Court of Appeals of Ohio, Twelfth District, Butler
CRIMINAL APPEAL FROM BUTLER COUNTY COURT OF COMMON PLEAS Case
Michael T. Gmoser, Butler County Prosecuting Attorney, Willa
Concannon, for plaintiff-appellee
Michele Temmel, for defendant-appellant
1} Defendant-appellant, Emmitt Moore, appeals his
sentence in the Butler County Court of Common Pleas after
pleading guilty to grand theft while subject to postrelease
control from a previous conviction.
2} Moore, who had previously been convicted of theft
and breaking and entering, was on postrelease control when he
robbed an automotive store of multiple items, including
tools, car stereos, and security equipment. Moore tried to
sell the items on a website, but was apprehended when the
purported buyer revealed himself as an undercover officer.
Moore admitted that he stole the items to pay personal bills,
provide food for his daughter, and to support his $200 per
day heroin habit.
3} Moore was indicted on two counts of breaking and
entering and one count of grand theft. Moore agreed to plead
guilty to grand theft, and the state dismissed the breaking
and entering charges. After accepting Moore's guilty
plea, the trial ordered a presentence investigation report
and scheduled sentencing for a future date.
4} During the sentencing hearing, Moore requested
community control sanctions rather than prison, including
participation in the community correctional center program in
which he had been accepted. However, counsel informed the
trial court that Moore was facing new charges in a different
court for grand theft, and was thus ineligible for
participation in the correctional center program. The trial
court sentenced Moore to serve 18 months on the grand theft
charge, as well as 12 months for violating the terms of his
postrelease control. The trial court ordered the sentences
consecutively, for an aggregate sentence of 30 months. Moore
now appeals the trial court's sentence, raising the
following assignment of error:
5} THE TRIAL COURT ERRED TO THE PREJUDICE OF
APPELLANT WHEN IT IMPOSED MAXIMUM CONSECUTIVE SENTENCES.
6} Moore argues in his assignment of error that the
trial court erred in sentencing him.
7} An appellate court reviews the imposed sentence
according to R.C. 2953.08(G)(2), which governs all felony
sentences. State v. Marcum, 146 Ohio St.3d 516,
2016-Ohio-1002, ¶ 1. Pursuant to that statute, an
appellate court does not review the sentencing court's
decision for an abuse of discretion. Id. at ¶
10. Rather, R.C. 2953.08(G)(2) provides that an appellate
court can modify or vacate a sentence only if the appellate
court finds by clear and convincing evidence that the record

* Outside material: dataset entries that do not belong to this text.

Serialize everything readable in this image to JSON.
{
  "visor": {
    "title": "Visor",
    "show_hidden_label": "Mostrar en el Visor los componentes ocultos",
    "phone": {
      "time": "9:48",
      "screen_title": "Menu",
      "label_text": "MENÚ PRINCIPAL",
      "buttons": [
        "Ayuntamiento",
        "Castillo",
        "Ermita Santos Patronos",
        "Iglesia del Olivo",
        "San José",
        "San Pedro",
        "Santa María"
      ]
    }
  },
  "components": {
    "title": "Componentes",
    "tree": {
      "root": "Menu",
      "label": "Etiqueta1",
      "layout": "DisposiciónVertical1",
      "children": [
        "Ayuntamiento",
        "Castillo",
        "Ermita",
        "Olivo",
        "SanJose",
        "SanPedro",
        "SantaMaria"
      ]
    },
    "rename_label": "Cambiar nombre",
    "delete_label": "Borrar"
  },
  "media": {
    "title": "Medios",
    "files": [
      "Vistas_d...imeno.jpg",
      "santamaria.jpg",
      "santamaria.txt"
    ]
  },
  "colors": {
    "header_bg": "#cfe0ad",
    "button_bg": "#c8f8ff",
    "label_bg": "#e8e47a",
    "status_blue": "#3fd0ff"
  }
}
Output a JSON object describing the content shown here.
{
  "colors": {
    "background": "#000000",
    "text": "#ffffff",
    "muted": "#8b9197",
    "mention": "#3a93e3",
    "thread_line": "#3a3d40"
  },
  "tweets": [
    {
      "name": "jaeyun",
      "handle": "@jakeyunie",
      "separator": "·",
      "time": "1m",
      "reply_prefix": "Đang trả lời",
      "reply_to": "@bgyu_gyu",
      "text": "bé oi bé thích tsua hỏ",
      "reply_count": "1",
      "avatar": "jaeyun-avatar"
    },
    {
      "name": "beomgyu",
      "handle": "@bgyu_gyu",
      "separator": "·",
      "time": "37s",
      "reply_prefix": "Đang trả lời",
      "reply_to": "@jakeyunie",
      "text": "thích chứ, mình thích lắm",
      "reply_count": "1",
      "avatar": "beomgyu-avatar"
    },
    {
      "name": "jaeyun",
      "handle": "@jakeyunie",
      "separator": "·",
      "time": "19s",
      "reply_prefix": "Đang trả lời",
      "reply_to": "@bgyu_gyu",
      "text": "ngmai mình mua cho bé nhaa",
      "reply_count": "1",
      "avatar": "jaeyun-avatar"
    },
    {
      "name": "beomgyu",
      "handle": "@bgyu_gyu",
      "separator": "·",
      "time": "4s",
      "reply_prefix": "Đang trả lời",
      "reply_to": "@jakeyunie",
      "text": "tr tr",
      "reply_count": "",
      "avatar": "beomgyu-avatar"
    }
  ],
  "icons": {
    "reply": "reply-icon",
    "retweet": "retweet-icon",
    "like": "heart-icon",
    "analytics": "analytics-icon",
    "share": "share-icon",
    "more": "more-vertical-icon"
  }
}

does not support the trial court's findings under
relevant statutes or that the sentence is otherwise contrary
8} A sentence is not clearly and convincingly
contrary to law where the trial court "considers the
principles and purposes of R.C. 2929.11, as well as the
factors listed in R.C. 2929.12, properly imposes postrelease
control, and sentences the defendant within the permissible
statutory range." State v. Ahlers, 12th Dist.
Butler No. CA2015-06-100, 2016-Ohio-2890, ¶ 8. Thus,
this court may increase, reduce, or otherwise modify a
sentence only when it clearly and convincingly finds that the
sentence is either contrary to law or unsupported by the
record. Marcum at ¶ 7.
9} Moore was convicted of grand theft, a felony of
the fourth degree. According to R.C. 2929.14(A)(4), the
applicable prison sentence range for a fourth-degree felony
is six to 18 months. The trial court sentenced Moore to 18
months, which is in the applicable range for his conviction.
At both the sentencing hearing and within the judgment entry,
the trial court noted its consideration of the purposes and
principles of sentencing according to R.C. 2929.11 as well as
the seriousness and recidivism factors in R.C. 2929.12. The
trial court also informed Moore of the pertinent postrelease
control sanctions. Thus, the sentence is not contrary to law.
10} The trial court also ordered Moore to serve 12
months for his violation of the prior postrelease control
terms, and ordered such consecutive to the 18-month sentence
for grand theft. While Moore argues that this sentence was
contrary to law because the trial court did not make any